We all know the story – Millennials are more health-conscious than their Baby Boomer and Gen X parents. And they appear to be willing to pay more for what they perceive to be better. And if this is the case, would raising your prices cause them to perceive you as even better?
Seltzers, one of the quintessential millennial things, are a great example. Spindrift brands itself as the “real drink companion to real food”. They are made with real squeezed fruit juice from fruit grown on family farms. They also give 1% of their sales to environmental organizations as members of 1 Percent For The Planet– a network of businesses committed to supporting a healthy natural environment. La Croix also has a variety of different flavors, and brand themselves for fun-loving millennials. But they don’t talk about where the ingredients come from or how they are supporting the environment.
At the end of 2018, Nielsen released a report that said up to 73 percent of millennials are willing to pay more for sustainable goods and that the sustainability market is supposed to reach $150 billion by 2021. Millennials are looking at products with greater scrutiny and it is starting to be normal to think critically about where things come from and whether the company you’re buying from is a responsible corporate citizen. So the research shows people are willing to not only prioritize, but to pay more for products that are healthier for the world, and we’re seeing people choosing things that appear healthier for their bodies as well.
We checked in with our research tool, I-Factor, which measures the irresistibility of a brand based on if consumers understand, crave, and share the brand using real-time social listening. I-Factor confirms that consumers prefer products that present themselves as clean and healthy. In this case, LaCroix scores a 26, while Spindrift comes in much higher at 37, even though a 24 pack of cans is actually twice the price. The more expensive, the more millennials will think the product is good for themselves and the environment. That is great news for brands.

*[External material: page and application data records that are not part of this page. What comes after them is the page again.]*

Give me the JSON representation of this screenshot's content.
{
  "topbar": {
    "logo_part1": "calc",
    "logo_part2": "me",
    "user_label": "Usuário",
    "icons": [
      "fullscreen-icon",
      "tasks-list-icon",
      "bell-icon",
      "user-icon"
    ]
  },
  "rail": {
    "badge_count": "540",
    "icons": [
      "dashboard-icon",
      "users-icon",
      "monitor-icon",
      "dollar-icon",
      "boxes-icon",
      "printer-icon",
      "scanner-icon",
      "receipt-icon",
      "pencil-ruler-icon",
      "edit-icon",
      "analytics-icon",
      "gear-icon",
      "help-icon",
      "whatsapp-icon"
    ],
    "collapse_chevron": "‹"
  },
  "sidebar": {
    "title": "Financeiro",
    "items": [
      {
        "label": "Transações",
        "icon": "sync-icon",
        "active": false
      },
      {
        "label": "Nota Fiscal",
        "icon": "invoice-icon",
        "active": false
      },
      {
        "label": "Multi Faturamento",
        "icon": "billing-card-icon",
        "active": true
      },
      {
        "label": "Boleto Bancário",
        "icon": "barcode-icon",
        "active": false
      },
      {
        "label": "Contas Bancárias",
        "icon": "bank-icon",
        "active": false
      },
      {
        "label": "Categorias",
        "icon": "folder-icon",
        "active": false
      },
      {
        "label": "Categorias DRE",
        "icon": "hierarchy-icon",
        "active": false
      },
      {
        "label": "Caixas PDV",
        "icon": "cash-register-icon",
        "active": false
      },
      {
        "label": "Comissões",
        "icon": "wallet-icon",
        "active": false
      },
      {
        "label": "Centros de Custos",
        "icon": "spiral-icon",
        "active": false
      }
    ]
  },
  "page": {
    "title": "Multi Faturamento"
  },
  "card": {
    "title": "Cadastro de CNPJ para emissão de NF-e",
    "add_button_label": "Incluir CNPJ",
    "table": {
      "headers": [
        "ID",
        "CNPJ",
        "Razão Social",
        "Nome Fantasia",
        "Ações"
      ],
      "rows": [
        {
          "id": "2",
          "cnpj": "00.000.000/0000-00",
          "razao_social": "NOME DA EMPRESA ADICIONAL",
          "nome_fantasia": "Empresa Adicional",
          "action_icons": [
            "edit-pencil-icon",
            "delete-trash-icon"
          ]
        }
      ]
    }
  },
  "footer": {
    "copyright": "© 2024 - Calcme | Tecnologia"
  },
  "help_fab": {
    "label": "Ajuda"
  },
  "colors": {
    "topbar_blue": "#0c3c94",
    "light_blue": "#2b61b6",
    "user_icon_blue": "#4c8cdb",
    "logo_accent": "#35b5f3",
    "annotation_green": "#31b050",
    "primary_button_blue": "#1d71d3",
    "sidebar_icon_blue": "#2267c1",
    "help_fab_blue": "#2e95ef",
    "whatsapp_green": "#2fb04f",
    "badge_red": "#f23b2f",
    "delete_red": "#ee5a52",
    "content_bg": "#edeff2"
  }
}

More evidence that Millennials are willing to pay more are brands like Jeni’s Ice Cream. Jeni’s uses direct and fair trade ingredients in all of its ice cream and complicated methods for making the ice cream “that requires a lot of precision, but it’s worth it”. For example, to create their Salted Caramel flavor they actually caramelize sugar in a kettle over fire. But one pint of their ice cream is $12, compared to about $5.50 for another premium ice cream brand like Ben and Jerry’s. Ben and Jerry’s is a B-Corp itself, meaning it meets the highest standards for corporate social responsibility, but they talk less about the quality of the ingredients going into their ice cream and more about the flavors and social movements they are supporting. Does this make a difference to the health-conscious millennial? According to I-Factor, yes. Jeni’s comes in with an I-Factor score of 30, while Ben and Jerry’s has a score of 20, demonstrating that people are willing to spend more than two times as much for a product they perceive to be higher quality.
Do you need help figuring out how to connect with the quality and sustainability-conscious millennials? We can help. Let’s talk.